I spent some time listening to some songwriters on the iPlayer this morning. One of the song writers is a song writing role model of mine, of sorts. One of the others I had never heard of, the other I knew but hadn’t heard about in decades. What beautiful music! What soul-wrenching, heart-aching poetry and delicate acoustic tones! It soared. It inspired.
I think there are two terrible tragedies that can befall an artist, especially a musician. The first is to work tirelessly for years, but never find a large audience. For those artists, at least there is the consolation of the work itself. Nobody appreciates it, but at least they do themselves. The second tragedy is either to never make their music at all, or to make it for a while, but abandon it for some reason. We are all the poorer when music that could have been made, which could have consoled or uplifted us, isn’t made at all. There is a gaping hole where the love and longing could have been. A nothingness where there could have been inclusion, warmth and outreach.
I think making music is a semi-heroic act. I’m sure most musicians don’t see it that way. It’s just what they do. But to those that appreciate music, who need it to live, these acts of musical creation are like nourishment. They’re like a drink in the desert. It takes a great deal of courage, vulnerability and honesty to write songs and the song writers are always open to criticism, or worse, being ignored entirely. Hats off to those that make a life of it. Heaven knows it doesn’t always pay very well and only a very small minority ever make a handsome living from it. I’m sure they don’t do it for the money.

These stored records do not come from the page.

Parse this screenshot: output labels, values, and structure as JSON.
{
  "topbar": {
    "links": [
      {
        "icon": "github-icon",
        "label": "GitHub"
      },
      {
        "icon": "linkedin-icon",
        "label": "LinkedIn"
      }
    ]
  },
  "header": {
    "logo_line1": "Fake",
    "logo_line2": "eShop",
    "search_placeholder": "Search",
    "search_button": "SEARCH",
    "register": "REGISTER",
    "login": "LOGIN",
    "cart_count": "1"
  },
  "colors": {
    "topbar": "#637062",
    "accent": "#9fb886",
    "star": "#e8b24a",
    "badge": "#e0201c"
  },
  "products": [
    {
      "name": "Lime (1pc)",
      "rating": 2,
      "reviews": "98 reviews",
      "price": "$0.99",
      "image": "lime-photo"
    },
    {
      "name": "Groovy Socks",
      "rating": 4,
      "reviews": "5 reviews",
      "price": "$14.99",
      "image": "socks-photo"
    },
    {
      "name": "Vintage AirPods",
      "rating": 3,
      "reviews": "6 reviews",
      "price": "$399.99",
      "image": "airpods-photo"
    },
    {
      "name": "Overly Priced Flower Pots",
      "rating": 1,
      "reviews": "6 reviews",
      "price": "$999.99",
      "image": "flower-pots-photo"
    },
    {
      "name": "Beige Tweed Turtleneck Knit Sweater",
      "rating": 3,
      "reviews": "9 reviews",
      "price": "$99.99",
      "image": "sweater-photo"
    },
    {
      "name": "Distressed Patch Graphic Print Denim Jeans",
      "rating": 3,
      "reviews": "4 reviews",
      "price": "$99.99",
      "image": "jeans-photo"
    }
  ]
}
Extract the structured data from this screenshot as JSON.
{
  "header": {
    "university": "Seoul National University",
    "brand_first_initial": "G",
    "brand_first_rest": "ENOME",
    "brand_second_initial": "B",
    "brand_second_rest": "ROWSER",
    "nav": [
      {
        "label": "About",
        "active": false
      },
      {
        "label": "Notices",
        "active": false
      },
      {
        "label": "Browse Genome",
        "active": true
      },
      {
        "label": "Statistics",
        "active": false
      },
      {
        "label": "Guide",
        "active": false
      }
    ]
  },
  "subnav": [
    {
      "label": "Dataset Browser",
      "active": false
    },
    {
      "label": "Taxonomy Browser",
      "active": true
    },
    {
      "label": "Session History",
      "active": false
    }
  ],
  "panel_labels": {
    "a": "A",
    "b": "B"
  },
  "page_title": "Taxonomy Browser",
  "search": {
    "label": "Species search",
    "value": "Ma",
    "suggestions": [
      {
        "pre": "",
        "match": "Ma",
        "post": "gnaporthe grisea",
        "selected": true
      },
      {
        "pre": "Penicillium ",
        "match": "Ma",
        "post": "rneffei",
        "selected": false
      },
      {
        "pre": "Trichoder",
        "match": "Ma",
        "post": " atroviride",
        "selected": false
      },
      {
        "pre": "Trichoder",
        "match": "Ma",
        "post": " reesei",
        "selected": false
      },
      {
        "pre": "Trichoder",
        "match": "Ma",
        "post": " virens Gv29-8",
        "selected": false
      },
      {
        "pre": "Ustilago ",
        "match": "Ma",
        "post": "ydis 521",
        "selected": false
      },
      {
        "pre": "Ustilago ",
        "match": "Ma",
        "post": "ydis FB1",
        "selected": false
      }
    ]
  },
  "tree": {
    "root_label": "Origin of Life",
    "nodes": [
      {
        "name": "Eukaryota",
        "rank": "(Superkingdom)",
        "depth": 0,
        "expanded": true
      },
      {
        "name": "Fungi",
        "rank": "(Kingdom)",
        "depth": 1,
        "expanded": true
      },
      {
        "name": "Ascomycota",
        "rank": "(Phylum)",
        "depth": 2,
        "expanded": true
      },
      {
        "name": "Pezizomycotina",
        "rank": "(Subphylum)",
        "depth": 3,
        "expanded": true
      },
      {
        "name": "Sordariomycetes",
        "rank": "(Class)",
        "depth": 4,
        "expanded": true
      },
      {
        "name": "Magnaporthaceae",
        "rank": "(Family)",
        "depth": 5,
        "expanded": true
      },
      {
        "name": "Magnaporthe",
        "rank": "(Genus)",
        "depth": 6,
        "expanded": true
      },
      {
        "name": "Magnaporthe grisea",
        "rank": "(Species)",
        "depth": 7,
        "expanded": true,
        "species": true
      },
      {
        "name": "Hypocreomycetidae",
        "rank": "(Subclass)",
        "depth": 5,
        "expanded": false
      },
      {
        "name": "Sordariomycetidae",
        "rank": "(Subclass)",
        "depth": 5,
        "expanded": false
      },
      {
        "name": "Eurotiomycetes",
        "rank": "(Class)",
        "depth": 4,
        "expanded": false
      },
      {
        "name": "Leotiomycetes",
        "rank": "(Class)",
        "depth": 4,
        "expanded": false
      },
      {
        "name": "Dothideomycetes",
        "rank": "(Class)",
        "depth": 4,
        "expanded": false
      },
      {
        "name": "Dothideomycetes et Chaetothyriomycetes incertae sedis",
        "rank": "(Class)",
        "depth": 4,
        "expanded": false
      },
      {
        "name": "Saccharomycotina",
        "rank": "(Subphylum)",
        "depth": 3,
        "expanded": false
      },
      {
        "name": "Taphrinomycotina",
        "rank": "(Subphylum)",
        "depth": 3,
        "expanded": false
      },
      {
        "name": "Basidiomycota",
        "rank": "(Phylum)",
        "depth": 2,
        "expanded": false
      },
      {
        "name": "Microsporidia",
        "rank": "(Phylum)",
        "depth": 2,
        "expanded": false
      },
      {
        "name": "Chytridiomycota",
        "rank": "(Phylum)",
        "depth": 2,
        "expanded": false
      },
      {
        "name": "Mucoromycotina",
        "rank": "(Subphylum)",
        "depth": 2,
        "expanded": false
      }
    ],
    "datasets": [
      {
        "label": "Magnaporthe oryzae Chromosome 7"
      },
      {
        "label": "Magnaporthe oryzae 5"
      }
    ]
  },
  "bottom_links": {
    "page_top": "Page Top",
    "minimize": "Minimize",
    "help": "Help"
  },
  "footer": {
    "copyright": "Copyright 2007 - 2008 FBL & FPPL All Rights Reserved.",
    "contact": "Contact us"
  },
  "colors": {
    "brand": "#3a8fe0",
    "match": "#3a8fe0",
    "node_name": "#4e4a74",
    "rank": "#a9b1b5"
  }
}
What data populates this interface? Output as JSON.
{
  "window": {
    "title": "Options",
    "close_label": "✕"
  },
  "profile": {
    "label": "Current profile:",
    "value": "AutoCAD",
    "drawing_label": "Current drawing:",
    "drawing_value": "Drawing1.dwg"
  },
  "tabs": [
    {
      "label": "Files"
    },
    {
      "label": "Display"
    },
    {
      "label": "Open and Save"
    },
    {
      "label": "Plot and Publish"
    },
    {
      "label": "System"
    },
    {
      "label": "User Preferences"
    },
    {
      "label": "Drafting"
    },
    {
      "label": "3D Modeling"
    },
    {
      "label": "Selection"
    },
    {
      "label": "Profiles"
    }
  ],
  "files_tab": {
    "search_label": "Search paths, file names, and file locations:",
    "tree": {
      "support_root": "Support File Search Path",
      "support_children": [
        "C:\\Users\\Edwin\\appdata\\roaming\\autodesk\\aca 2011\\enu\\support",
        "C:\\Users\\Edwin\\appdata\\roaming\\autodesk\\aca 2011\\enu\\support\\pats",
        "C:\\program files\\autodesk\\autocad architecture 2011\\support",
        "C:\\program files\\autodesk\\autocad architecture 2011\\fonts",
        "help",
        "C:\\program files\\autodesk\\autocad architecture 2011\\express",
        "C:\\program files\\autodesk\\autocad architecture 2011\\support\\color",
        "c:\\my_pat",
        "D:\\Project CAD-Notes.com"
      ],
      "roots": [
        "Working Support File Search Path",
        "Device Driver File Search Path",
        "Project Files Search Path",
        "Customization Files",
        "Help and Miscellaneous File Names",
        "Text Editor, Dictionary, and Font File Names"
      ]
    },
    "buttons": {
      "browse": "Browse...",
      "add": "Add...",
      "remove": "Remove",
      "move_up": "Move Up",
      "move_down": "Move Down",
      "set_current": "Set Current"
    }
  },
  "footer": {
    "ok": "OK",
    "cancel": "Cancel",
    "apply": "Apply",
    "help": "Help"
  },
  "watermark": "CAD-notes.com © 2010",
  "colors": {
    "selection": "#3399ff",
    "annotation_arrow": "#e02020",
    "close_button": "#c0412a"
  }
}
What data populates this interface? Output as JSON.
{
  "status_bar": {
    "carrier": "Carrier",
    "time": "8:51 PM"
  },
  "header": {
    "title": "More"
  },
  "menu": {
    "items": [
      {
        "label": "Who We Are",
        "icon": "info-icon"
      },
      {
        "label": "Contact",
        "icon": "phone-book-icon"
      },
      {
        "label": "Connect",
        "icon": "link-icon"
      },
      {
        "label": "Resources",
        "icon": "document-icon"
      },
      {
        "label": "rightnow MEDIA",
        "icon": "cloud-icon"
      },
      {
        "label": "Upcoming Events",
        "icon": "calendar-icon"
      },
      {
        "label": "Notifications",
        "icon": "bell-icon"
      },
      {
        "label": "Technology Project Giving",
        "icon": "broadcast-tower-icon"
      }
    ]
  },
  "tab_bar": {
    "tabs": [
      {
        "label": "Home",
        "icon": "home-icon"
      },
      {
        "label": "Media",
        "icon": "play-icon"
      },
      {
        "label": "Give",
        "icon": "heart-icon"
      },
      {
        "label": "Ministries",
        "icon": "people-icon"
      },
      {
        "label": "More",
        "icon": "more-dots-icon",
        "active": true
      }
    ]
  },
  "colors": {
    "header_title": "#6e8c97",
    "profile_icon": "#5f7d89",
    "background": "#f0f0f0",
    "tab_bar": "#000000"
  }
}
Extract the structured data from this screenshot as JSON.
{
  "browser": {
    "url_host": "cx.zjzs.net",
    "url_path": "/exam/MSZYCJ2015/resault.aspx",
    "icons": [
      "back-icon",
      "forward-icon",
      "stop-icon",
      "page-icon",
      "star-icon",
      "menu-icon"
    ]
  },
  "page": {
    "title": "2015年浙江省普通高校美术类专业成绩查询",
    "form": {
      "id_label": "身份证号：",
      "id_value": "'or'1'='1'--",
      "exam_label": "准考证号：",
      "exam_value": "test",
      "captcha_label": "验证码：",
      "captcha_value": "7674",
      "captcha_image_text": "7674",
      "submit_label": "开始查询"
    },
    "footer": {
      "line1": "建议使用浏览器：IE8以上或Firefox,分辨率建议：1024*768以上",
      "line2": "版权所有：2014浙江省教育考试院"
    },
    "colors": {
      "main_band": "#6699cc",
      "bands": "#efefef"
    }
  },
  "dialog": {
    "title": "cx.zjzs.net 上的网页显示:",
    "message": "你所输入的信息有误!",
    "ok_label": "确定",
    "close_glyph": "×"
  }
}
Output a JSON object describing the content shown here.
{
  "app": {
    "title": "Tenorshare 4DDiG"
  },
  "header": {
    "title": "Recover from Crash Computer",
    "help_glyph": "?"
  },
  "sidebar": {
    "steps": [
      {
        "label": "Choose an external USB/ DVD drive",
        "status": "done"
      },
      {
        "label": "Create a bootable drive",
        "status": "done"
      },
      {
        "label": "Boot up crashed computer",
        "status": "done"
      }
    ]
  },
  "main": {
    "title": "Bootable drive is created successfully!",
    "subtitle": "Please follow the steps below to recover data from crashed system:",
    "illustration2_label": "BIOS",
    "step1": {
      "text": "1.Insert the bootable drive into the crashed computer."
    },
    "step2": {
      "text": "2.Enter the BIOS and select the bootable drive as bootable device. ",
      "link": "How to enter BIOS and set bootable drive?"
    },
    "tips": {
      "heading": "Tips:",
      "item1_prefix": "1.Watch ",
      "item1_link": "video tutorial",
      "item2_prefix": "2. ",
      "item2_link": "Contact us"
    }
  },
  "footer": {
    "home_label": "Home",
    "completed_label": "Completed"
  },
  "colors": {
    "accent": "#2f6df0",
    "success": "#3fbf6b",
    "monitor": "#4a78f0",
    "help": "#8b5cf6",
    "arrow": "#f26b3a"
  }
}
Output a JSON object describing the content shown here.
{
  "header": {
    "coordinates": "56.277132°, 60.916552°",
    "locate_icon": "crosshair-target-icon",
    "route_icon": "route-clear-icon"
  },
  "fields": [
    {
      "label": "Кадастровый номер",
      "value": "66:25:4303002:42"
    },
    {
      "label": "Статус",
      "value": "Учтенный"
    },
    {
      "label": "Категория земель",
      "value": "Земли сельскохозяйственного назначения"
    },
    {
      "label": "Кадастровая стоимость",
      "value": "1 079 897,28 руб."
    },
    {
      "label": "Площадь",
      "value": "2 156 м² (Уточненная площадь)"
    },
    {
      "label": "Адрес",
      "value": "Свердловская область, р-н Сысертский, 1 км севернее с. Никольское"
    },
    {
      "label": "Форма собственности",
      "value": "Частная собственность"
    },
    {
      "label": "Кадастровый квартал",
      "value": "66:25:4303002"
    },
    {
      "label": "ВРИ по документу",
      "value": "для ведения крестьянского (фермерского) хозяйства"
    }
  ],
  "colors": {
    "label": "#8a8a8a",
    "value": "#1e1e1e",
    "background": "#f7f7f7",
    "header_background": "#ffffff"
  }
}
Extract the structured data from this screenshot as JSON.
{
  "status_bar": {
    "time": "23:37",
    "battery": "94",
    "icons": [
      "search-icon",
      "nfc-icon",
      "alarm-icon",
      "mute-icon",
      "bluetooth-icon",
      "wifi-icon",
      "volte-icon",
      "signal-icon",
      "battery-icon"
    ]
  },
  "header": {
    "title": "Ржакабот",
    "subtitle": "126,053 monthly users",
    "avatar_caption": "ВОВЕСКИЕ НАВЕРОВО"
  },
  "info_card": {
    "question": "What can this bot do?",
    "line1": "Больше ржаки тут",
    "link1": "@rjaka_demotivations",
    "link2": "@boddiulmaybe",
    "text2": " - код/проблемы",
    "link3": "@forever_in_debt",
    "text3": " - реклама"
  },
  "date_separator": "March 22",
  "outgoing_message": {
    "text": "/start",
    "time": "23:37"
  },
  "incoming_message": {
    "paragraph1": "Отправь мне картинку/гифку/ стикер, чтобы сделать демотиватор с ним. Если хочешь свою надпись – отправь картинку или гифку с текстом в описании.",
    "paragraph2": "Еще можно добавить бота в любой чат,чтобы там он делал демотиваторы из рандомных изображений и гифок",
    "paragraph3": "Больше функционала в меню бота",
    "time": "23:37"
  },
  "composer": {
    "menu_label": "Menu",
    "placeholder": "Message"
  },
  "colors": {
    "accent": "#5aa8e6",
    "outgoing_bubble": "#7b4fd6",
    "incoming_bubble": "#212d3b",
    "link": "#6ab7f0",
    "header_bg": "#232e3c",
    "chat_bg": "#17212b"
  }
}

So here’s to the song writers. Keep writing. Keep composing. Keep producing and recording. If you aren’t currently writing, but could be, please do. Please do it for all of us. Do it for humanity. Soothe our troubles. Enliven us. Give us hope. Leave us an escape route into sonic fantasy, when it all gets to be too much. Your work is important.